◆ Task requirements: Copy each line of the data below with the word "Stock".

:: Provided information ::

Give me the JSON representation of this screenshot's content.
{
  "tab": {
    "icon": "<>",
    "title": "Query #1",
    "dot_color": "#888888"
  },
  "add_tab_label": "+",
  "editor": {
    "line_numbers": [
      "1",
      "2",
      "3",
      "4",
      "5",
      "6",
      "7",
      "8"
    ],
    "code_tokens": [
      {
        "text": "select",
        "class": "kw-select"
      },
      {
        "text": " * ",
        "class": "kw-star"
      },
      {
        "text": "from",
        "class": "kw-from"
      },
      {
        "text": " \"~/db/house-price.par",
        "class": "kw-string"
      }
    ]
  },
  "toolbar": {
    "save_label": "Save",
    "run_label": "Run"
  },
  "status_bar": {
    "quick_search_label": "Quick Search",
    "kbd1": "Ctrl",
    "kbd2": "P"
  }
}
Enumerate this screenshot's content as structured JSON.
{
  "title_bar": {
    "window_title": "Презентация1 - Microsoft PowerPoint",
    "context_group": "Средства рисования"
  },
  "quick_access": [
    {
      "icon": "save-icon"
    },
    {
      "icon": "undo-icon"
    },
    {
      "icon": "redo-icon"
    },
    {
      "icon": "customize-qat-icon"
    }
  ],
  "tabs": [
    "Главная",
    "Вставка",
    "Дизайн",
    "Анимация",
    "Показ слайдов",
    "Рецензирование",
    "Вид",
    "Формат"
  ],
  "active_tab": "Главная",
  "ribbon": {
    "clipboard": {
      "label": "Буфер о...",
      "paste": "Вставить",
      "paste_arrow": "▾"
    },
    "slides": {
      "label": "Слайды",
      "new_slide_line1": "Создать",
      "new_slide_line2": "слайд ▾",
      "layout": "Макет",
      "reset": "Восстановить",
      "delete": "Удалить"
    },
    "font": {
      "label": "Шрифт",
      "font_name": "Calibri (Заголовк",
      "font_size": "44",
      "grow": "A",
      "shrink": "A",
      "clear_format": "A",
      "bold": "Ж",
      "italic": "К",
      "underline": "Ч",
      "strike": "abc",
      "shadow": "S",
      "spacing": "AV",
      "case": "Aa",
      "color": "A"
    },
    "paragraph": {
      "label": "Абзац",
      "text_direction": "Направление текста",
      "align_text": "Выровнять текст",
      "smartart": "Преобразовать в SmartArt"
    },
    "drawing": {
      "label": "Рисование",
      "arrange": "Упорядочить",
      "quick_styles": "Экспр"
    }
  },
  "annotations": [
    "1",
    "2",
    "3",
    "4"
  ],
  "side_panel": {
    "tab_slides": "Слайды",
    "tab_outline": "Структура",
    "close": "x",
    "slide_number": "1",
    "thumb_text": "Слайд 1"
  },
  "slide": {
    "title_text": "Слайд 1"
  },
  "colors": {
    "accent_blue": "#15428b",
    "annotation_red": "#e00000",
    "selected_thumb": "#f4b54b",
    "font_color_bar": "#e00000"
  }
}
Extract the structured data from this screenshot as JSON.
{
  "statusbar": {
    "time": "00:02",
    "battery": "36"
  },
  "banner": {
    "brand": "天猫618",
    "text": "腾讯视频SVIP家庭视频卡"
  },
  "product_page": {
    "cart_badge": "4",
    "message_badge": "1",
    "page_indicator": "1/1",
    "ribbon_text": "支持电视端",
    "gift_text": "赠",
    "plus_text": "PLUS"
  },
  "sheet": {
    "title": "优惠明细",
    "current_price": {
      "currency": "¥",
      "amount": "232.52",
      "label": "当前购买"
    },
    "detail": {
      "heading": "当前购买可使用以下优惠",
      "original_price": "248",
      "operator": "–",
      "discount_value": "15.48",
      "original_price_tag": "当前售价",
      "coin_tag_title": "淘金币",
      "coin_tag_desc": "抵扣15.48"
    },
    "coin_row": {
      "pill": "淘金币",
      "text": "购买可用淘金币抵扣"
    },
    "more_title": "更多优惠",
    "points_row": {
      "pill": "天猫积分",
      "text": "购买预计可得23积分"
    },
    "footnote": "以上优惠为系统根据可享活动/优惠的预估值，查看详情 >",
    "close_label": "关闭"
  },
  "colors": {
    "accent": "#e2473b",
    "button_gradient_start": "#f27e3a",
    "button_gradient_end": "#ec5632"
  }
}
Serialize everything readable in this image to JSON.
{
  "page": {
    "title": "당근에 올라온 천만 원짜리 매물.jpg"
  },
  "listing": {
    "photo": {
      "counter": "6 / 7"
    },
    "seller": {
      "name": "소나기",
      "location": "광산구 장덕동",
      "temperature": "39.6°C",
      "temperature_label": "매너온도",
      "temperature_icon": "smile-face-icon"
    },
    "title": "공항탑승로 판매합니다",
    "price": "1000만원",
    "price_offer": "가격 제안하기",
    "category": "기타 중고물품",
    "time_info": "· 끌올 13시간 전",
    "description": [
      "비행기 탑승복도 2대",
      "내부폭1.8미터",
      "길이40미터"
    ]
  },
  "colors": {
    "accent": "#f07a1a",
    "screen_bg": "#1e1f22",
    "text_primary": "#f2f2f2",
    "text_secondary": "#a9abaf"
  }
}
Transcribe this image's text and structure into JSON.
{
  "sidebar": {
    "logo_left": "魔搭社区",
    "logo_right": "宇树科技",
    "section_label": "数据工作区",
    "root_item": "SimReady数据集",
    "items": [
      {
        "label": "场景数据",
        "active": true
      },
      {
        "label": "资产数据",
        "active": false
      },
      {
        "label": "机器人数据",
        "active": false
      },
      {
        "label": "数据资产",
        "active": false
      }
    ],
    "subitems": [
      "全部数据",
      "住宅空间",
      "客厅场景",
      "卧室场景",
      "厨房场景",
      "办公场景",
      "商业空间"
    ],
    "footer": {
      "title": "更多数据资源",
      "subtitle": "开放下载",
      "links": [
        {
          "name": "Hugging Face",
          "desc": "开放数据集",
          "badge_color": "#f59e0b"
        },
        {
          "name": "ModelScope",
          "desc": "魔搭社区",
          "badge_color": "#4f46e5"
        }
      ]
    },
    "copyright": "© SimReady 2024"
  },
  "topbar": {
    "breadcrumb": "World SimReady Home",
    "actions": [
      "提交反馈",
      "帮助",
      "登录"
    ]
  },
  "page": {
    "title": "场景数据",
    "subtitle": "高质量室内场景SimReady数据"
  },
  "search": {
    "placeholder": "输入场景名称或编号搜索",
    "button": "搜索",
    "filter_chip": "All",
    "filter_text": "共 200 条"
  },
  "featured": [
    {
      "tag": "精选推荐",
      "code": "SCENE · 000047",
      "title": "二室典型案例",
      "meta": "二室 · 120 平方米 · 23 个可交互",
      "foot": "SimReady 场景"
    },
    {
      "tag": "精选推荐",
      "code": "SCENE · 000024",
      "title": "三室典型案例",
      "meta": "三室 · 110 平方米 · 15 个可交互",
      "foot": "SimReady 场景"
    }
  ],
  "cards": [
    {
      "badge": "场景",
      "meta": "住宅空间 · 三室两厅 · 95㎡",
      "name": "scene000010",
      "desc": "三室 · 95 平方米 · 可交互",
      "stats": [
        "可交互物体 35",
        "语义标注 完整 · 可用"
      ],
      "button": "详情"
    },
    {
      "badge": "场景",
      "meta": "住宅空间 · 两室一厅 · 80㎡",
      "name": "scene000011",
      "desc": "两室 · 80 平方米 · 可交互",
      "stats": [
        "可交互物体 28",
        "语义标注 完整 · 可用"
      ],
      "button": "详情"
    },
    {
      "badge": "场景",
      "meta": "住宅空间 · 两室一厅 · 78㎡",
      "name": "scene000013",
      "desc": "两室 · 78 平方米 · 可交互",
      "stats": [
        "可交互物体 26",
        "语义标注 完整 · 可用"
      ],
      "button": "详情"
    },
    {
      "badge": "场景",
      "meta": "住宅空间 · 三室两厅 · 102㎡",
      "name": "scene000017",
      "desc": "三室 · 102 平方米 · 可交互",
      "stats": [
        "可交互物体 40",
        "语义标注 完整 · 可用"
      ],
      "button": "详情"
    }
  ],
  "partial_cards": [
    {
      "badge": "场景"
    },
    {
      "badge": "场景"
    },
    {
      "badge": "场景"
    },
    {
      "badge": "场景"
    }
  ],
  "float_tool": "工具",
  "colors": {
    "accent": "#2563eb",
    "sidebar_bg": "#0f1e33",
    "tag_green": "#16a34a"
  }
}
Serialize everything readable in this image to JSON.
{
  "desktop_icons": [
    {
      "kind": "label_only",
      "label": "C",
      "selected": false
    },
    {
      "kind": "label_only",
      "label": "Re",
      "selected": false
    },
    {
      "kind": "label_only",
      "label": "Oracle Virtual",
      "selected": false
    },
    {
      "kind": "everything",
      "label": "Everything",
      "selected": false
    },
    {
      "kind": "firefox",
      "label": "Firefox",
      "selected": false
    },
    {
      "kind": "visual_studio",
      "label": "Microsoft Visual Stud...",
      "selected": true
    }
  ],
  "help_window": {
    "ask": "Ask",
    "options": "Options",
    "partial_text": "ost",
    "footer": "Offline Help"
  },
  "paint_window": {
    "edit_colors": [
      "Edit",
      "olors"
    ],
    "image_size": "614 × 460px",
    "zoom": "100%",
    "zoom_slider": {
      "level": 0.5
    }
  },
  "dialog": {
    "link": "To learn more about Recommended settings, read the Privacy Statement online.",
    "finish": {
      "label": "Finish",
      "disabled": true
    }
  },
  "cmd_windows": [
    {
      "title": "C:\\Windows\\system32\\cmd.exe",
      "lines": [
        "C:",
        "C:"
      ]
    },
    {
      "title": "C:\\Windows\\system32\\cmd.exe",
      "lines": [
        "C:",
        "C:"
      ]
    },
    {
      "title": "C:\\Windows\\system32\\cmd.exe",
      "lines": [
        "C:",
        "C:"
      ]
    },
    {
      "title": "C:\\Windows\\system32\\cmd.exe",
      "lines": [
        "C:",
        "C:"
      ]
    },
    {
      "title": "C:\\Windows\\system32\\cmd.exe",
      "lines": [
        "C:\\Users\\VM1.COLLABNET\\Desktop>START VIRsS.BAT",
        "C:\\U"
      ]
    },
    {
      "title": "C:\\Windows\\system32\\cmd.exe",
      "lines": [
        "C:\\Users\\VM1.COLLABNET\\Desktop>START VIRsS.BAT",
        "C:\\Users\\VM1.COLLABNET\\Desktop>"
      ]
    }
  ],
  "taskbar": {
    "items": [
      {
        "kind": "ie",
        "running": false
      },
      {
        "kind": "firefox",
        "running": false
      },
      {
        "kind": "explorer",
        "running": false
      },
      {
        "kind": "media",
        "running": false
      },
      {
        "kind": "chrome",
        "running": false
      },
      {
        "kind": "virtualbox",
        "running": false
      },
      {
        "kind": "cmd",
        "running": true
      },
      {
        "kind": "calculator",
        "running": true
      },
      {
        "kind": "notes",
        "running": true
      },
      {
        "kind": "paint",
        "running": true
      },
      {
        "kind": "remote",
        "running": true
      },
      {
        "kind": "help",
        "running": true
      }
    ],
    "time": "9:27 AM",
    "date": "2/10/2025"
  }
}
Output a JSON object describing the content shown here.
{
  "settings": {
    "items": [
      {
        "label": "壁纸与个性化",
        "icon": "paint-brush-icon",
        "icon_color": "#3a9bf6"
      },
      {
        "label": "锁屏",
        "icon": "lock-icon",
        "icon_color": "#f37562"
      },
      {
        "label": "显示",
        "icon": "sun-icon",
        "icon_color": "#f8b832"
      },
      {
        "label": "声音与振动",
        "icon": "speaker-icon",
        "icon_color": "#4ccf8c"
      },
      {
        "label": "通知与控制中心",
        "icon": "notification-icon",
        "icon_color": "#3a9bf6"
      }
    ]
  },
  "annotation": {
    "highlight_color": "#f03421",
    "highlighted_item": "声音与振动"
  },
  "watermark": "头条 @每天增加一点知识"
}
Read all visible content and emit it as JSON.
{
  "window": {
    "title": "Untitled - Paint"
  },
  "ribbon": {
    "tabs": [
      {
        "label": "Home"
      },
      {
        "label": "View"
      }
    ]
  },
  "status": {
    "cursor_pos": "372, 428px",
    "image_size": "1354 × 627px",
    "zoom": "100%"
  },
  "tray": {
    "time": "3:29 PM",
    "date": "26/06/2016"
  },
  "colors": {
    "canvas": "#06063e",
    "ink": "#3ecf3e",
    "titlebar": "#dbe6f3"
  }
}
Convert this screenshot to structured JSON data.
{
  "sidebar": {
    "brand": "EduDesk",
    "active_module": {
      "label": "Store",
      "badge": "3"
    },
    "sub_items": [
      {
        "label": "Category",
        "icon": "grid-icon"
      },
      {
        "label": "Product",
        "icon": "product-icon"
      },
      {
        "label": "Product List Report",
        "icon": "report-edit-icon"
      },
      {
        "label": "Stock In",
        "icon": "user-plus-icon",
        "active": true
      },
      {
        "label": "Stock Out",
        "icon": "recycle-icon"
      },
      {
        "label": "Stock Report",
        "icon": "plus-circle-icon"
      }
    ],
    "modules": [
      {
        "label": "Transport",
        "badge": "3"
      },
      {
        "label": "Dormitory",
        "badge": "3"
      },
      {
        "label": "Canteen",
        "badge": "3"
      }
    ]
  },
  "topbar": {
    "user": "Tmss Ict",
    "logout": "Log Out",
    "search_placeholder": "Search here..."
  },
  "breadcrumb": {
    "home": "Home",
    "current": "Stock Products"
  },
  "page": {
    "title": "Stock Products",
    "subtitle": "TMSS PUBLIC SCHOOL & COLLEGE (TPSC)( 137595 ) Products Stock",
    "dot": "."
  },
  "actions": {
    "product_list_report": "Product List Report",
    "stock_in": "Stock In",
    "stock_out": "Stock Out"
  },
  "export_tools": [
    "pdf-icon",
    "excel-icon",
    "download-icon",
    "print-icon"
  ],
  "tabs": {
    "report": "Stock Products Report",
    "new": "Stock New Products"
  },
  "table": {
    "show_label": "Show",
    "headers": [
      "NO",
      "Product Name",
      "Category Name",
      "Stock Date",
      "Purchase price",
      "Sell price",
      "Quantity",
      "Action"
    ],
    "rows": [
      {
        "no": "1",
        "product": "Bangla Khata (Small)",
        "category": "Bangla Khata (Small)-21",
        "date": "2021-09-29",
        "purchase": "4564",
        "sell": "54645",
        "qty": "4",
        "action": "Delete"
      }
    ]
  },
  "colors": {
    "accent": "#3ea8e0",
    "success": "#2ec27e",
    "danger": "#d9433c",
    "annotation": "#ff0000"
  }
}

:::

◆ Solved exercise:
        "label": "Stock In",
        "label": "Stock Out",
        "label": "Stock Report",
    "current": "Stock Products"
    "title": "Stock Products",
    "subtitle": "TMSS PUBLIC SCHOOL & COLLEGE (TPSC)( 137595 ) Products Stock",
    "stock_in": "Stock In",
    "stock_out": "Stock Out"
    "report": "Stock Products Report",
    "new": "Stock New Products"
      "Stock Date",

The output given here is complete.